In late August a set of security updates was made available by Siemens for its SIMATIC HMI devices, SIMATIC WinCC Runtime Advanced software, SIMATIC WinCC v7 software and SIMATIC NET PC-Software V12 and V13.

The HMI (Human Machine Interface) devices allow a user to easily interface with industrial control and supervisory control and data acquisition (SCADA) systems via widescreen displays and multi-touch devices. The SIMATIC WinCC Runtime Advanced and Professional software provide this capability. The SIMATIC NET PC-Software is required for communication between a controller (SIMATIC S7 controller) and PC-based solutions (e.g., SIMATIC WinCC).

These updates address 3 remotely exploitable CVEs (defined) which include resource exhaustion (defined), a man-in-the-middle (MITM) attack (defined) and password-hashing (defined) implementation flaws.

The resource exhaustion vulnerability could be exploited by an attacker if they were located on the network connection between an HMI panel and a PLC (i.e. a man-in-the-middle (MITM) attack) and they could send network packets to the HMI over TCP port 102. Such specifically crafted packets would result in a denial of service (defined) issue for these devices.

The separate man in the middle category of attack mentioned above involves a similar means of attack but this time the attacker is located between the PLCs and their communication partners allowing the attacker to both intercept the packets between these devices and to modify them.

Finally the password hashing vulnerability involves the attacker using the password hashes obtained through another means to grant themselves the same usage rights as the rightful users of those passwords to access SIMATIC WinCC and SIMATIC PCS 7 software.

Why Should These Issues Be Considered Important?
Using these vulnerabilities remote attackers could cause denial of service issues to the above mentioned Siemens devices and/or obtaining the permissions of legitimate users of the SIMATIC WinCC and SIMATIC PCS 7 software used to monitor and control these devices.

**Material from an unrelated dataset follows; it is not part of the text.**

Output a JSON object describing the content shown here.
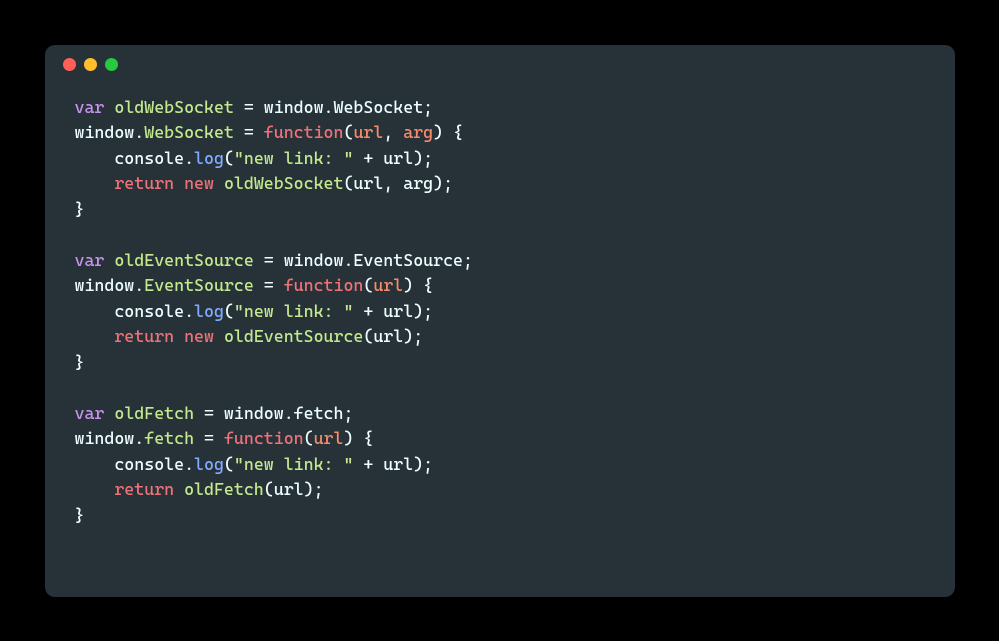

With the large industrial systems these devices control/operate these flaws can have serious physical consequences (see the notable example mentioned below).

How Can I Protect Myself From These Issues?
Please follow the instructions within this ICS CERT security advisory (specifically the Mitigation section) to update any affected industrial Siemens products that you may be using.

One interesting aspect about these flaws is that the above mentioned Siemens HMI devices are in use by the well-known Large Hadron Collider located underground near Geneva, Switzerland and operated by the European Organization for Nuclear Research (CERN). This underlines the important functions that these devices control whether it be the Hadron Collider or your nearest power station.

Thank you.